I was asked by the science artist Kelly Stanford to create a poem celebrating Manchester’s contribution to science and technology, for her STEM-themed bee sculpture as part of #BeeInTheCity. The poem takes a bee-twist on Rutherford’s atomic model, splitting the atom (a Manchester first!) and graphene, for which Manchester scientists Professor Andre Geim and Professor Konstantin Novoselov won the 2010 Nobel Prize for physics. Professor Novoselov signed the bee along with 80 other researchers and scientists working in Manchester.
“Input Segregation was first published by Palaver Magazine in 2017. The poem was inspired by the paper “Modality-specific segregation of input to ant mushroom bodies.” published in 1999 by Gronenberg, W. This paper was one of the first insect neuro papers I ever read, so it made quite the impact on me and really drew me into the field.
This is a ‘found’ poem, which means the words were all ‘found’ in a different source. To make this poem, I took each section of the paper (abstract, materials and methods, discussion, etc) and pulled out poetic words, remixing them to make something new while still maintaining the essence of the original paper. While poems can be ‘found’ in newspaper articles, blog posts, and more, I enjoy using primary research articles as my source material – sometimes we forget to see the beauty among the more dry terms, but it is always there.”
Meghan Barrett is a PhD student at Drexel University studying bug brains, pesticides, and bee diversity; she splits her attention between insects, poetry, baking, hazelnut coffee, and her cat, Nyx. Her writing has previously appeared or is forthcoming in Firefly, The Trumpeter, Gandy Dancer, Palaver, and Crabfat magazines. The biology behind her poetry, as well as more about her scientific and science communication work, can be found on her website: meghan-barrett.com or by following her on Twitter (@Abiogenesister) or on Facebook.
A fellow Twitter user and science writer (@philonotis) encouraged me to stretch myself and engage poetically with a paper in the journal Nature, on plants recognising pathogens (Rezzonico, Rupp, Fahrentrapp 2017). This was daunting; a ‘proper’ science paper in a field I knew nothing about.

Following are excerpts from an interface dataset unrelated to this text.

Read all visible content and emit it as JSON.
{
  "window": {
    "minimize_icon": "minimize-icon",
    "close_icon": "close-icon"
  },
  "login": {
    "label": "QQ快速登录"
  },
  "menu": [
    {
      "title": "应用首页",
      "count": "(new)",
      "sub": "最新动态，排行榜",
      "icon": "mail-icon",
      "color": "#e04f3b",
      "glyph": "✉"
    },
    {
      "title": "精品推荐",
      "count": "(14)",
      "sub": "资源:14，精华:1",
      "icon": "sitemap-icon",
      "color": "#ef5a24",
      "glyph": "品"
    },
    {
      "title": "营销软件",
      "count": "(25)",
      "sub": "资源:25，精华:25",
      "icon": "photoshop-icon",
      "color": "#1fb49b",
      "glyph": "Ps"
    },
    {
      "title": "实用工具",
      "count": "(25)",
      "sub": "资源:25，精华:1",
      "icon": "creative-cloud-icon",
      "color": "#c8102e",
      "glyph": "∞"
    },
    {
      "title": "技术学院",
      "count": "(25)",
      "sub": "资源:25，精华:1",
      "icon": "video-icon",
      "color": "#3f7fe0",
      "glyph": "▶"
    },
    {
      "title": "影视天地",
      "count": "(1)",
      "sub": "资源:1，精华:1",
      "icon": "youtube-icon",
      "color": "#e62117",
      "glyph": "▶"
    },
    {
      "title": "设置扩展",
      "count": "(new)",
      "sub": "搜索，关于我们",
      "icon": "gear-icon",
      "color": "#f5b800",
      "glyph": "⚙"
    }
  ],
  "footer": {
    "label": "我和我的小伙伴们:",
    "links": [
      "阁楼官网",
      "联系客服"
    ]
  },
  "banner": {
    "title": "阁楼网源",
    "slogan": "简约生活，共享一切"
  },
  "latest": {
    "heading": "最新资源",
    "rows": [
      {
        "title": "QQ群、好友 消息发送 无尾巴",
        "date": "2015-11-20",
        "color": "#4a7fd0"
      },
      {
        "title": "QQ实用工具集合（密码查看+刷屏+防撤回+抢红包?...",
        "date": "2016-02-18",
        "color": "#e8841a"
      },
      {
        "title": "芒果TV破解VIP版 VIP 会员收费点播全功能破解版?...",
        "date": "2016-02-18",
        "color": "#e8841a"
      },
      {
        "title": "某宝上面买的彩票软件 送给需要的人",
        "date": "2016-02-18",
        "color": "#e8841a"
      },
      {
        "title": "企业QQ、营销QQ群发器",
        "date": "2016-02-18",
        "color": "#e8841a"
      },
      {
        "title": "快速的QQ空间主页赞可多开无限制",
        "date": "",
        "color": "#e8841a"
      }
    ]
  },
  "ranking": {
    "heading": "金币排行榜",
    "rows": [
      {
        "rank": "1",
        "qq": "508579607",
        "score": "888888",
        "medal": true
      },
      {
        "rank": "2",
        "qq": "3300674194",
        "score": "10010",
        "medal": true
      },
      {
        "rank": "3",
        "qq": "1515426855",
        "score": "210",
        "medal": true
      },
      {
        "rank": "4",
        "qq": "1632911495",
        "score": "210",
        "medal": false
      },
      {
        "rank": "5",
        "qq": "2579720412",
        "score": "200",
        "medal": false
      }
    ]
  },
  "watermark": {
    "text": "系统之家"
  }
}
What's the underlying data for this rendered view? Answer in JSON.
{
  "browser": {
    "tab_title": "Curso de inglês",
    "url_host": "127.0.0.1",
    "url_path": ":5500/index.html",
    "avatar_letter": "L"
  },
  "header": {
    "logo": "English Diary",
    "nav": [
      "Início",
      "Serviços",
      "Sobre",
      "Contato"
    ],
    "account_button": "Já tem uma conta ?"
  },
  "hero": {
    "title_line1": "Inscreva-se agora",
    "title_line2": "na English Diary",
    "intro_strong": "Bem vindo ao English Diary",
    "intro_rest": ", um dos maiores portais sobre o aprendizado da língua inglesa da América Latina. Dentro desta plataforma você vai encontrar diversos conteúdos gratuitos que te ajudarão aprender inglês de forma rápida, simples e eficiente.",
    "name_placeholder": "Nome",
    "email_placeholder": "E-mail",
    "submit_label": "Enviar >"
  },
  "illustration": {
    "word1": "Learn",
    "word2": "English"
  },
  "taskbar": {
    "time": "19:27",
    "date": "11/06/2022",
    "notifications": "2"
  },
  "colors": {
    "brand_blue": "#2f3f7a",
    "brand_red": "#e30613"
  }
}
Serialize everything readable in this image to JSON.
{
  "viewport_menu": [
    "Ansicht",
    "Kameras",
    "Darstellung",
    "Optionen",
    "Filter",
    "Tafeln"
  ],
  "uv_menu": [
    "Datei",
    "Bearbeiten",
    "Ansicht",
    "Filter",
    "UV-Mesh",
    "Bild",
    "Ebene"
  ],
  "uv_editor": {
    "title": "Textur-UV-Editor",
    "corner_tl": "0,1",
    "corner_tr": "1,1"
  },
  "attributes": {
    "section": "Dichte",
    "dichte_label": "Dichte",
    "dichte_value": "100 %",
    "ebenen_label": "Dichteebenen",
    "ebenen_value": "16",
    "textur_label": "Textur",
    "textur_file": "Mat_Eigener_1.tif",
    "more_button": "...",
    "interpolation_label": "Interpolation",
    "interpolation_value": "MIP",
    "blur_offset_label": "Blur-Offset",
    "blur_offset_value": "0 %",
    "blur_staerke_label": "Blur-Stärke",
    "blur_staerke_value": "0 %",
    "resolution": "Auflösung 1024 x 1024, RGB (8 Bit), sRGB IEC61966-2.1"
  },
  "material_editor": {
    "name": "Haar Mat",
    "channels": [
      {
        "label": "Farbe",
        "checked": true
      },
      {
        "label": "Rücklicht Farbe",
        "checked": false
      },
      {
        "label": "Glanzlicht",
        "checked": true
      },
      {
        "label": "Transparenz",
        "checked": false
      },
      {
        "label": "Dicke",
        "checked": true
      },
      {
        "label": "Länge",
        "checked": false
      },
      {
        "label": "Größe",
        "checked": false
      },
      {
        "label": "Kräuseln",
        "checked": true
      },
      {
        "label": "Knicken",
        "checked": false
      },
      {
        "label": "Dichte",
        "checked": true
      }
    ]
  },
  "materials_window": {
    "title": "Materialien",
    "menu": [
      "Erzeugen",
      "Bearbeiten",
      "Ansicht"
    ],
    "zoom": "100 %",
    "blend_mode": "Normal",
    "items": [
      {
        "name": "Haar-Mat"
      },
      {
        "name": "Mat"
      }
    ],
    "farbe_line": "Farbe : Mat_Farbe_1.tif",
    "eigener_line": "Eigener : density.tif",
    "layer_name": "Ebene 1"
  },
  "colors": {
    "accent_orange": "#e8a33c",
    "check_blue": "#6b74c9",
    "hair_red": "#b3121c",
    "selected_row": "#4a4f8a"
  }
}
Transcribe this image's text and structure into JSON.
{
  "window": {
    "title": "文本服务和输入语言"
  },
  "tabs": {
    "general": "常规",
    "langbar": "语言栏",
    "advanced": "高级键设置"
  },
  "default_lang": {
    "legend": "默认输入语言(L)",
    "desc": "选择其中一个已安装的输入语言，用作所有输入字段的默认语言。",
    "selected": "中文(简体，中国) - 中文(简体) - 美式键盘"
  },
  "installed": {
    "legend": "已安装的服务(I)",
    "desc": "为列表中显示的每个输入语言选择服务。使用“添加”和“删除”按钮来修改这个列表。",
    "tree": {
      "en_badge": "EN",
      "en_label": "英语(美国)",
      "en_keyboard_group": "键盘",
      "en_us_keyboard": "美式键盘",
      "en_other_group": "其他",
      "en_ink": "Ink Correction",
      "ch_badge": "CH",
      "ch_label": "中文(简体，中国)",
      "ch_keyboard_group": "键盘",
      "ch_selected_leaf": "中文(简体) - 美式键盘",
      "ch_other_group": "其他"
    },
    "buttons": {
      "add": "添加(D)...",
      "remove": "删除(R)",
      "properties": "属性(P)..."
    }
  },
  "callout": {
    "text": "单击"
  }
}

I had to read the paper several times to understand it, but as I did several themes emerged that set the course of the poem. The first was the idea that ultimately all communication depends on the interaction of physical elements in biological systems, even visual stimulii. This was illustrated by the use of different colours representing different states of ripening (a physical process) and the diffusing perfume text.
The second and most important idea in terms of the form, was that the researchers fragmented the plants at a molecular level in order to extract a jumble of internal messages – the signs of genes being expressed in response to invading pathogens. This seemed analogous to putting a book through a shredder, to see what words came out, and led to a deliberately cut-up, collage style. The phrases are fragments without punctuation or capital letters, and do not follow a clear rhythm or rhyme structure, but together they can be interpreted as a story.
The final theme was that the plants ‘remember’ their attackers (the pathogens), with the disconcerting suggestion that they may also recognise on some level, the researcher who both cared for and injured them. The different choices (tend, infect, cut) available to the researcher within the confines of the protocol were presented as a drop-down list, with the infection of grey mould shown as encroaching grey pixels arising from that choice.